- Innovation through Double Wall precast construction
- Key features and benefits
- Local and International case studies
Who should attend
This event is relevant for all engineers, regardless of seniority and working in any discipline or field.
You do not need to be an Engineers Australia member to attend.
Angus McFarlane FIEAust CPEng, Structural Engineering Leader, Laing O'Rourke
Angus is Structural Engineering Leader in Laing O’Rourke, which is a multi-national contracting organisation that employs approximately 13,000 staff worldwide.
In addition to being a Fellow of Engineers Australis he is also a Fellow of both the Institution of Structural Engineers and the Institution of Civil Engineers.

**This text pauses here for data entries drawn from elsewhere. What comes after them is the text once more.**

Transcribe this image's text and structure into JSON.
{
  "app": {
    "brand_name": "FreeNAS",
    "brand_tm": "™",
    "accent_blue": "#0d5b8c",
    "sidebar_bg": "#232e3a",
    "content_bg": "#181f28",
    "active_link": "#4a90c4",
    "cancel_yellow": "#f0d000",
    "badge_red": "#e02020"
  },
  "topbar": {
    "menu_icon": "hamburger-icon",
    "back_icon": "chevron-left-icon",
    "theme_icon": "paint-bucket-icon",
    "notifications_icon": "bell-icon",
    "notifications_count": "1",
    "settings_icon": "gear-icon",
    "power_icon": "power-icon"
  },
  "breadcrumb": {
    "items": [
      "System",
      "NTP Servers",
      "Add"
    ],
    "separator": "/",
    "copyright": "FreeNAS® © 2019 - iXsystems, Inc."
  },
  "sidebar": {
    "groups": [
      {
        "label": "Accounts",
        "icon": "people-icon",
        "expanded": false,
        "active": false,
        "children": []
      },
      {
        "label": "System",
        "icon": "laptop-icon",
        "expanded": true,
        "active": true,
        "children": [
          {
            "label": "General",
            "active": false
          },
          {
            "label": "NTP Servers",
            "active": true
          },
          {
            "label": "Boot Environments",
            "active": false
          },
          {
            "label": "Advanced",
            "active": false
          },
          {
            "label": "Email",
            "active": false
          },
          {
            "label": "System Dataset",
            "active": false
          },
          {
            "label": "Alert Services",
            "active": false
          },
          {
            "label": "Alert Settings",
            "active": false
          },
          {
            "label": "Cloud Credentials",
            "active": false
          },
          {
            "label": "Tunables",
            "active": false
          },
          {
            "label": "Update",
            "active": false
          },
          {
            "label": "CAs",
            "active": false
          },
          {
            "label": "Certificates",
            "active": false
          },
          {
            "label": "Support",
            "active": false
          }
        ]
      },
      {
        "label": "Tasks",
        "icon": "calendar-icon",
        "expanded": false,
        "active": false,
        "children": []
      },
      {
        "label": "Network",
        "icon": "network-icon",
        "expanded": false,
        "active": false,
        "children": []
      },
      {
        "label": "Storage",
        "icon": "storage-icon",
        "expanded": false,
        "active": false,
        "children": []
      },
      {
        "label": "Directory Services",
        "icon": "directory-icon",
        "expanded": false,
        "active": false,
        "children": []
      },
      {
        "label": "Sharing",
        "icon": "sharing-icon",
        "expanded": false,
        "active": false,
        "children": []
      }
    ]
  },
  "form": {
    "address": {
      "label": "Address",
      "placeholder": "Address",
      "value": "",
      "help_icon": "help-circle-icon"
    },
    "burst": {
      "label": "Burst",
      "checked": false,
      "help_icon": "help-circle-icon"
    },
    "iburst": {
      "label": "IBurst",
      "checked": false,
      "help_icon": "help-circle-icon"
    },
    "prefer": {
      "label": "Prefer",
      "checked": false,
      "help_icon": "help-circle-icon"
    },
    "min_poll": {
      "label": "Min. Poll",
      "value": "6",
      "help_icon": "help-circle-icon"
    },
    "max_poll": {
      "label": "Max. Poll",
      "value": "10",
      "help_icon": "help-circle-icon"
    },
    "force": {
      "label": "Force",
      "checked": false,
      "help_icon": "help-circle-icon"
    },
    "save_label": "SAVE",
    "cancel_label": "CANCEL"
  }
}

He specialises in the design of high-rise and ultra-tall buildings. Angus utilises all major international codes of practice and he has comprehensive experience in high-strength concrete; steelwork; seismic design; structural dynamics and soil-structure interaction as well as water-retaining and water-excluding structures; bridges; highways structures; marine structures; precast concrete; and forensic engineering.
Angus has presented throughout Europe, the Middle East and Australia. He was a member of the steering group for, and is a contributing author to, the Concrete Society’s Guide to Design of Concrete Structures in the Arabian Peninsula, which was published in October 2008. The Institution of Structural Engineers published his paper on the design of high-strength concrete columns in March 2007. Angus was chair of the Modular Construction Code Board in Australia, which published a code of practice for modular construction in July 2017. The title for the code is the Handbook for the Design of Modular Structures.
Angus’s projects include: Burj Khalifa – the world's tallest tower, Emirates Towers, Burj Al Arab, Dubai Festival City and Dubai Marina in Dubai, UAE; ADNOC HQ office tower in Abu Dhabi. Angus lives in Sydney, Australia, and is currently working on several projects, including high-rise buildings; bridges; renewable energy developments; large-scale infrastructure projects and mineral resource, oil and gas developments.
Matthew Murray, Engineering and Estimating Manager, Austral Precast
Matthew Murray is the Engineering and Estimating Manager at Austral Precast and one of Australia’s leading experts on the Double Wall system. Having worked with countless clients on various projects that range from tunnels like the M5 tunnel project in Sydney to high rise buildings, Matthew has developed an intimate understanding of the Double Wall product and how it can be used to improve engineering design and construction timelines.
In Partnership with
Please Note: This is an in-person event only. Register to access details.